Sri Lanka possess the game's most varied attack, a whirlygig confection of left and right hand oddball spin and round arm pace. Whether it's India or Pakistan they face, their hands will be full against this lot.
New Zealand's inability to make even another 25 runs cost them. The bowlers toiled hard, the fielding was again top notch, but losing their last six wickets for just 23 was immensely frustrating. They'd done good work to that stage. The foundation was there, even if Scott Styris was the only batsman to pass 40.
The most significant dismissal was Kane Williamson's, after he and Styris were sailing along having added 41 in 4.2 overs during the power play.
But you cannot expect batsmen from No 8 down to have much idea how to combat Lasith Malinga - whose fabulous yorker to remove Martin Guptill is the ball of the cup so far - and the baffling spin of Muttiah Muralitharan and Ajantha Mendis.
"We stuck to the game plan exactly how we wanted it, but starting against the Sri Lankan bowling lineup on that wicket is incredibly tough," captain Dan Vettori said.
The bowlers needed everything to fall their way. Tim Southee finished a fine tournament with a further three wickets and Andy McKay added some belated left arm zip, but New Zealand ran out of runs to work with.
There were others who can reflect with satisfaction on their work. Jacob Oram, with 12 cheap wickets, can thumb his nose at the doubters; Ross Taylor averaged a strong 64.
But New Zealand badly needed more from Brendon McCullum, who managed only 53 runs off 56 balls in five innings against the major nations.
New Zealand next step out against Bangladesh in September-October. A review into New Zealand's performance at the cup will start shortly.
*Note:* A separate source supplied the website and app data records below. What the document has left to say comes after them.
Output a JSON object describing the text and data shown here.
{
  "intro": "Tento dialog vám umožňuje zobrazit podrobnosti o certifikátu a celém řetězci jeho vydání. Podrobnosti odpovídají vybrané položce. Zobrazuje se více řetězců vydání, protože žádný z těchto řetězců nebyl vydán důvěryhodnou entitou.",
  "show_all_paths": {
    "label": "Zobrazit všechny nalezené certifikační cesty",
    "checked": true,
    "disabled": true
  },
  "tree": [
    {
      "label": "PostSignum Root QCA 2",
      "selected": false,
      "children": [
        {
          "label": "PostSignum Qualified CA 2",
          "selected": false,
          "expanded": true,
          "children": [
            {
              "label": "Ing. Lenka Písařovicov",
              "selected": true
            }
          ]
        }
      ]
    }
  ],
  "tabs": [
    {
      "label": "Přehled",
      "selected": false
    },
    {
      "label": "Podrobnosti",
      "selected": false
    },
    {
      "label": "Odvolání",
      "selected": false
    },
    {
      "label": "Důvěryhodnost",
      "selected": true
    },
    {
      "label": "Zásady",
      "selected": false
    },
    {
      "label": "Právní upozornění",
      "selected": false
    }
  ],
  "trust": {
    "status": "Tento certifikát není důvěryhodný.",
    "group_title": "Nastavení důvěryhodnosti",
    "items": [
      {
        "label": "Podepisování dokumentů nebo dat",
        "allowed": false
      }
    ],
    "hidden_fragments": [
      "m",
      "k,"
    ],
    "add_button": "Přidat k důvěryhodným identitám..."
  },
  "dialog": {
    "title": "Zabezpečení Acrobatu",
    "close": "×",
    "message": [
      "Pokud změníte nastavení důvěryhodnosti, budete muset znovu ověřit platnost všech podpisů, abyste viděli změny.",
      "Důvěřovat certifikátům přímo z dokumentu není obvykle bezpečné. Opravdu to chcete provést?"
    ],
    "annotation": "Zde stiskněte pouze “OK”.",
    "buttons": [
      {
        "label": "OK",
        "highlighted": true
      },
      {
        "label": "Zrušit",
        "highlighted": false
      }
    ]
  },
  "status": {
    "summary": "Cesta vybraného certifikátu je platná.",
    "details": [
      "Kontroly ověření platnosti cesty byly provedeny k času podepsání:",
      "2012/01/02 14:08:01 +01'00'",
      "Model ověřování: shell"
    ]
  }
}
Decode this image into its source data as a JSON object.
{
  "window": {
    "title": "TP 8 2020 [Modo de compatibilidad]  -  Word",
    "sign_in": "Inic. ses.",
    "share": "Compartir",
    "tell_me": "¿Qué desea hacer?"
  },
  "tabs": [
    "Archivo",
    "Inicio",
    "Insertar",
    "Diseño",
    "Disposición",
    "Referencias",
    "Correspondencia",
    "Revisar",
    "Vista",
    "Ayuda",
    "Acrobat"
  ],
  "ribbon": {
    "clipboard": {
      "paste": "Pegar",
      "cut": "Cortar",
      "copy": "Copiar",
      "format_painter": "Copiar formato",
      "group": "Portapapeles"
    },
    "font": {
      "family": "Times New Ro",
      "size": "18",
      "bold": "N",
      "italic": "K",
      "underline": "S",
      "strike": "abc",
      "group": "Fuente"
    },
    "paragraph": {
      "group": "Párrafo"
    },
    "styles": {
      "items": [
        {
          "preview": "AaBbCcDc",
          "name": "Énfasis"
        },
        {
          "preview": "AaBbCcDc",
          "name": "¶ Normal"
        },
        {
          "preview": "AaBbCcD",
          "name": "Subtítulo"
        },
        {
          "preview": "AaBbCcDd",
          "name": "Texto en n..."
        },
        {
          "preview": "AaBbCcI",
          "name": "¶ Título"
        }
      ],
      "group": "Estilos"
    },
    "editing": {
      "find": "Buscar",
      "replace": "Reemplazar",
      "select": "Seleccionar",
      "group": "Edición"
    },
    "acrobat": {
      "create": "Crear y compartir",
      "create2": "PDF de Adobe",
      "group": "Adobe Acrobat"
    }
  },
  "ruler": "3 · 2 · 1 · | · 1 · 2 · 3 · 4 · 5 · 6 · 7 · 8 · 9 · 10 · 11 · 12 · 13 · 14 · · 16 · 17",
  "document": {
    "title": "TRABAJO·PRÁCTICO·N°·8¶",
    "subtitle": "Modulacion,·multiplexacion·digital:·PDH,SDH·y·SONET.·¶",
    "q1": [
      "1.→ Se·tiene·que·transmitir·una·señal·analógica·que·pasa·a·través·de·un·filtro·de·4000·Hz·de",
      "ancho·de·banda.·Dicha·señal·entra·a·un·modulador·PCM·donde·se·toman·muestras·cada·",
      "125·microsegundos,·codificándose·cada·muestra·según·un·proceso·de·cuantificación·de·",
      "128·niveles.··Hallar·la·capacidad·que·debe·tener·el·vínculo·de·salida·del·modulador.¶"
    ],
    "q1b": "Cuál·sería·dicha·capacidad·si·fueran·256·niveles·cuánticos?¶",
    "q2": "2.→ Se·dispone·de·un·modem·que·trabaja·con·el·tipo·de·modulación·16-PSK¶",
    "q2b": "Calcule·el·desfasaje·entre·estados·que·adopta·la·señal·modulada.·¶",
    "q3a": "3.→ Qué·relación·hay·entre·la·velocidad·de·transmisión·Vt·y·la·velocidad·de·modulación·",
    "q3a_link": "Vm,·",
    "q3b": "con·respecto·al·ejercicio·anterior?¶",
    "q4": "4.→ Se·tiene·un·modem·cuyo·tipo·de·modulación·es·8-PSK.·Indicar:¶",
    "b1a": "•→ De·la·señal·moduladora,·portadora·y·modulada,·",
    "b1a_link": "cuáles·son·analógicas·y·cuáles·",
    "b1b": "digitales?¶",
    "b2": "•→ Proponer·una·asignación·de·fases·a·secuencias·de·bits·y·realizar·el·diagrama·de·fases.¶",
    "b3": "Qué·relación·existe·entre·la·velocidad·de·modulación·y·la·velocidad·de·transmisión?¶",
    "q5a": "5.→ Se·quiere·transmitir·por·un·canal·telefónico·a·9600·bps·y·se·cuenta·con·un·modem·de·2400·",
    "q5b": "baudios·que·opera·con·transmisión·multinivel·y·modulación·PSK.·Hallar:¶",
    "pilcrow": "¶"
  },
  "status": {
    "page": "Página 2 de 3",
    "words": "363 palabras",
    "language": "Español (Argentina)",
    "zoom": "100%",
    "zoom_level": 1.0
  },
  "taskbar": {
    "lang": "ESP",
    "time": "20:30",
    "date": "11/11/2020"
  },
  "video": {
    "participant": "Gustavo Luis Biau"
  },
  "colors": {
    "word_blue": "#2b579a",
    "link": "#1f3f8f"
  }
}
Vettori won't be in charge when Bangladesh rolls around; Oram and Styris may or may not be there. Change is in the air.
Pick up a copy of Super Sport in tomorrow's Herald for a free calendar pullout of all sporting events across the next three months.